B for “bégonia”, D for “digitale” (digitalis - fox-glove), E for “églantier” (eglantine), G for “geranium”, J for “jacinthe” (hyacinth), L for “lis” (lily), M for “marguerite” (daisy), N for “narcisse” (narcissus), O for “orchidée” (orchid), R for “rose”, T for “tulipe”… What also confused me was e.g. that the S to me looks like a sunflower which would be fine in English, but it’s called “tournesol” in French and also that the Y seems to be a “muguet” (lily-of-the-valley)…
I have already several times talked about the wall that surrounded Paris, built between 1190 and 1210, and named after the King Philippe-Auguste (1165-1223). See all my Philippe-Auguste posts here.
I found another trace, well hidden – but also well saved and protected – in a modern building, close to where many other remains can be found, if you manage to open doors and gates. You can find this one in a little alley, named after the photographer Jacques Henri Lartigue (1894-1986).
There is a discussion ongoing right now whether the famous street artist Banksy is the person who recently created this in a small alley, close to rue Mouffetard, Le Passage des Postes. It has been stated as fake, reconfirmed as a real one, reconfirmed as a fake…
Banksy, who remains more or less anonymous, with origins in Bristol U.K., has also published books, made films and is certainly the best known street artist today, active all over the world, more recently in New York. Some of his works are sold for hundreds of thousands of dollars, pounds or euros. Happenings around him include the sales in a pop-up boutique on the 5th Avenue in New York this year, when spray-art canvasses were put up for sale at 60$. Very few were sold, but are today estimated to more than 30.000 $.
It was indicated that a second pretended Banksy graffiti had appeared in Montmartre, rue Piémontési. I checked. If it was there, it’s already over-painted.
Here are some examples of Banksy’s artwork elsewhere.
His technique is of course very similar to the one often used by the French artist Jef Aerosol, active well before Bansky and whose works are largely present in Paris – and elsewhere – and on whom I have posted e.g. here and here.
The fabulist Jean de la Fontaine (1621-95) has his statue in the Ranelagh Gardens (see previous post). The present statue from 1984 replaces a statue from 1891 which among many others disappeared during WWII - the metal was by the occupants required for other use. (The stand is the original one.)
The present statue refers more particularly to the fable “The Fox and the Crow” and we can see that the fox and the crow were represented already on the previous statue.

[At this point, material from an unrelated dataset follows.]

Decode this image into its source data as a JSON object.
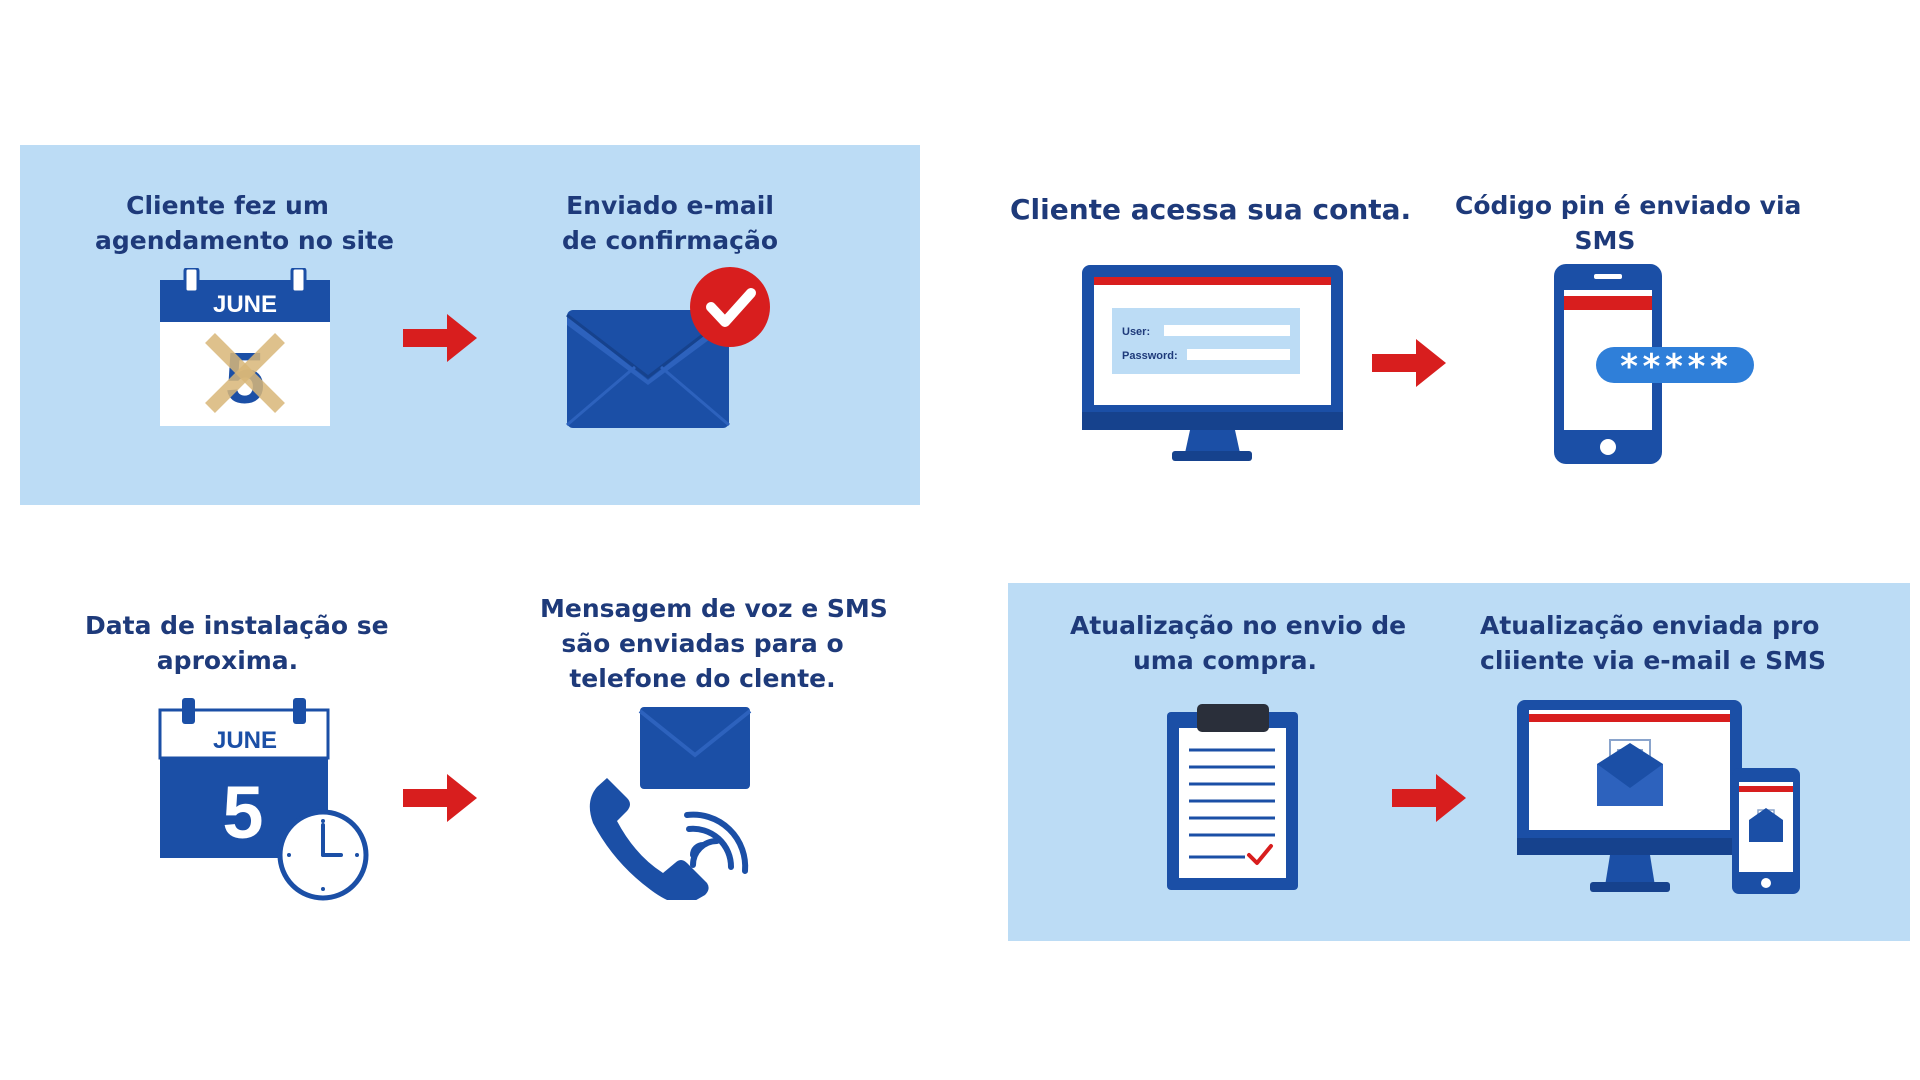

The fable which of course serves as a warning against listening to flattery was published in 1668 in an illustrated version in the first of 12 volumes of fables. Jean de la Fontaine made no secret of the fact that he often based his fables on existing ones. This fable is already attributed to the Greek fabulist Aesop (620-564 BC) and exists also in other cultures, e.g. in India.
Here you can read La Fontaine’s fable in its French and a translated English version.
La Fontaine is buried, close to his friend Molière, at the Père Lachaise cemetery (see previous post). (Their remains were brought there in 1817 in order to attract the interest for the cemetery, then newly opened and by people considered to be too far from the city centre.)
Last Sunday was a great horse-day in Paris. Actually there were two horse parades in the city. One was to protest aganinst increased (from 7 to 20%) Value Added Taxes (VAT) which will hit equestrian centres / riding schools. There are thousands of them in France. I missed the hundreds of horses and poneys that « demonstrated » in the eastern parts of Paris, but I saw another horse parade…
The one I saw was meant to draw the attention to the 42nd « Salon de Cheval » which takes place November 30 – December 8. You can read more about it here. This is – part of – what I could see.
I happened to be close to another horse, mounted by George Washington. The police taking care of the traffic issues, was of course also mounted, which was however not the case with the cleaning service.
Posted by Peter Olson at 2.12.13